  • Unlock online access to your account.
  • Update your details using a link, or log in to check a recent transaction.
  • Transfer money to avoid a penalty or financial loss.

How to spot a phishing email

  1. We will never ask you to update your account details.
  2. Not addressed to you personally and does not include your postcode.
  3. Use of language or punctuation may be poor.
  4. Shown link may look legitimate but could actually take you somewhere else.
  5. Signature details may appear incorrect though be aware that they could also be accurate.

Protect yourself from phishing scams

  • Don’t open emails or respond to messages on social media if you don’t recognise the sender.
  • Never click on or use links to log in or unlock your account.
  • If anyone ever asks for your full password or PIN, report it immediately.

Hacking your computer, tablet or mobile: Malware

Taking its name from ‘malicious software’, malware is a hostile form of software. Once downloaded, it can do things like:

  • Hijack your online banking and send money from your account.
  • Prevent apps from working unless you make a ‘ransom’ payment.
  • Spy on what you’re doing online, and get the information you enter into websites or online forms.

How malware works

Criminals can trick you into installing it on to your computer or mobile device by:

  • Encouraging you to open links or attachments in emails, texts or social media messages. They’ll try to install malware as soon as you open them.
  • Getting you to download a fake app that looks like a genuine banking or service app, to capture your log in details.

Malware can be hard to remove from your device.

  1. Fraudsters can easily set up a fake email address, pretending to be from a real company.
  2. There might be attachments included, to make the email seem more legitimate. Do not open them.
  3. The email may not be addressed to you personally.
  4. The use of language, punctuation and grammar can often be poor.
  5. Fraudsters will try to encourage you to respond or act, by giving you a deadline.
  6. Signature details can appear to be correct, but this doesn’t mean the email is legitimate.

Protect yourself from malware

  • Always use a firewall and reputable antivirus software. Run regular updates.
  • Set antivirus software to run a weekly malware scan.
  • Check that a site is secure before you log in. Look for a padlock or key symbol and https in the address bar.
  • Get familiar with the genuine Nationwide Internet Bank and Banking app. It’ll make it easier to spot anything suspicious.

How you can keep your personal information safe

Protecting your devices makes it much harder for criminals to access your information.

You should always:

  • Secure your mobile and computer with a passcode or strong password.

  • Protect your computer with a firewall and up-to-date antivirus software.

  • Tell your mobile provider immediately if your phone’s lost or stolen. Then de-register your device from the Banking app. Do this in the Internet Bank or Banking app (if you log in from another device). Or call us or visit a branch (opens in a new window)

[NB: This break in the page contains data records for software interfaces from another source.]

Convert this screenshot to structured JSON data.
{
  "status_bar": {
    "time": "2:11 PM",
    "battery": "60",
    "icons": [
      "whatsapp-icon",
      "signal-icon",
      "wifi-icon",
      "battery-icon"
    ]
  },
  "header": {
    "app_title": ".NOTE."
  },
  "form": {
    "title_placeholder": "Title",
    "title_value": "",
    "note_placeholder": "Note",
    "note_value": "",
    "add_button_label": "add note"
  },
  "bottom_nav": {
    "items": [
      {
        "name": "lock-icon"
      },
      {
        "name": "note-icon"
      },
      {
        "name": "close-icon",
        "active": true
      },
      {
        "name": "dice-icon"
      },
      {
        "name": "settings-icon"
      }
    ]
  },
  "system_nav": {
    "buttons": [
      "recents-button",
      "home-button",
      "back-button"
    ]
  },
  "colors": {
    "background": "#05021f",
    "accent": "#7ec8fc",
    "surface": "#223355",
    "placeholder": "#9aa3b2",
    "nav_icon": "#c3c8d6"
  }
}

  • Complete a factory reset if you sell your computer, mobile phone or tablet.

Don't ever:

  • Install apps from unknown sources. Check they are legitimate before downloading.

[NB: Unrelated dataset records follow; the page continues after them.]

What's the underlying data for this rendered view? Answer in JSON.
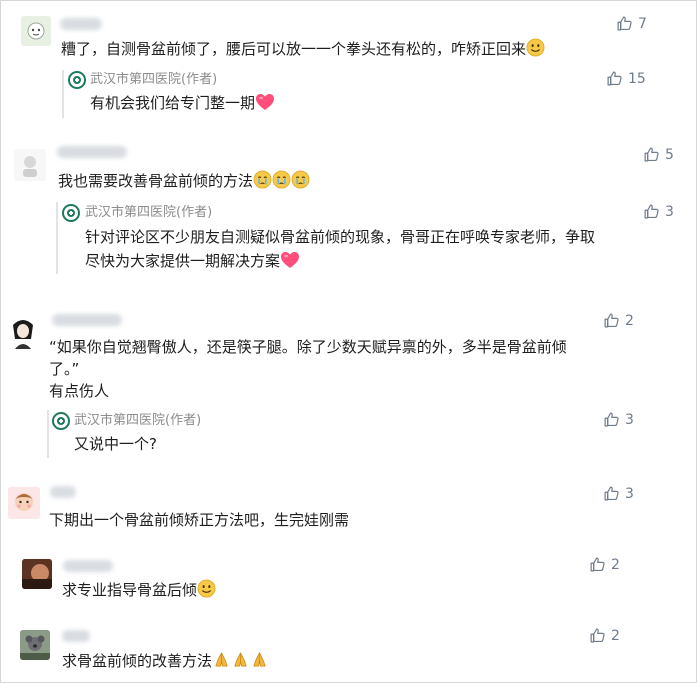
{
  "author_tag": "武汉市第四医院(作者)",
  "comments": [
    {
      "text": "糟了，自测骨盆前倾了，腰后可以放一一个拳头还有松的，咋矫正回来",
      "likes": "7",
      "reply": {
        "text": "有机会我们给专门整一期",
        "likes": "15"
      }
    },
    {
      "text": "我也需要改善骨盆前倾的方法",
      "likes": "5",
      "reply": {
        "text_line1": "针对评论区不少朋友自测疑似骨盆前倾的现象，骨哥正在呼唤专家老师，争取",
        "text_line2": "尽快为大家提供一期解决方案",
        "likes": "3"
      }
    },
    {
      "text_line1": "“如果你自觉翘臀傲人，还是筷子腿。除了少数天赋异禀的外，多半是骨盆前倾",
      "text_line2": "了。”",
      "text_line3": "有点伤人",
      "likes": "2",
      "reply": {
        "text": "又说中一个?",
        "likes": "3"
      }
    },
    {
      "text": "下期出一个骨盆前倾矫正方法吧，生完娃刚需",
      "likes": "3"
    },
    {
      "text": "求专业指导骨盆后倾",
      "likes": "2"
    },
    {
      "text": "求骨盆前倾的改善方法",
      "likes": "2"
    }
  ],
  "icons": {
    "like": "thumbs-up-icon",
    "hospital": "hospital-logo-icon"
  },
  "colors": {
    "reply_bar": "#e3e3e3",
    "like_gray": "#6e7b8a",
    "heart": "#ff4f7a",
    "emoji": "#f7c948",
    "hospital_green": "#1f7a5a"
  }
}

  • Respond to a suspicious text about a transaction. Especially if it doesn’t include your card number’s last four digits.

  • Give out bank details over the phone or in response to a request by text message. Information like your PIN, memorable data, passnumber, codes from your card reader or codes sent to you by text.


How to report fraud

Current account fraud

UK: 0800 055 66 22
Abroad: +44 1793 65 67 89

Available 24/7

Credit card fraud

UK: 0800 055 66 22
Abroad: +44 2476 43 89 97

Available 24/7


How to report suspicious messages

Suspicious messages

Help us stop fraud. Report suspicious emails, texts and messages to: phishing@nationwide.co.uk

We don't reply to every email but review all the messages we receive. This information helps us to stop crime. Thank you.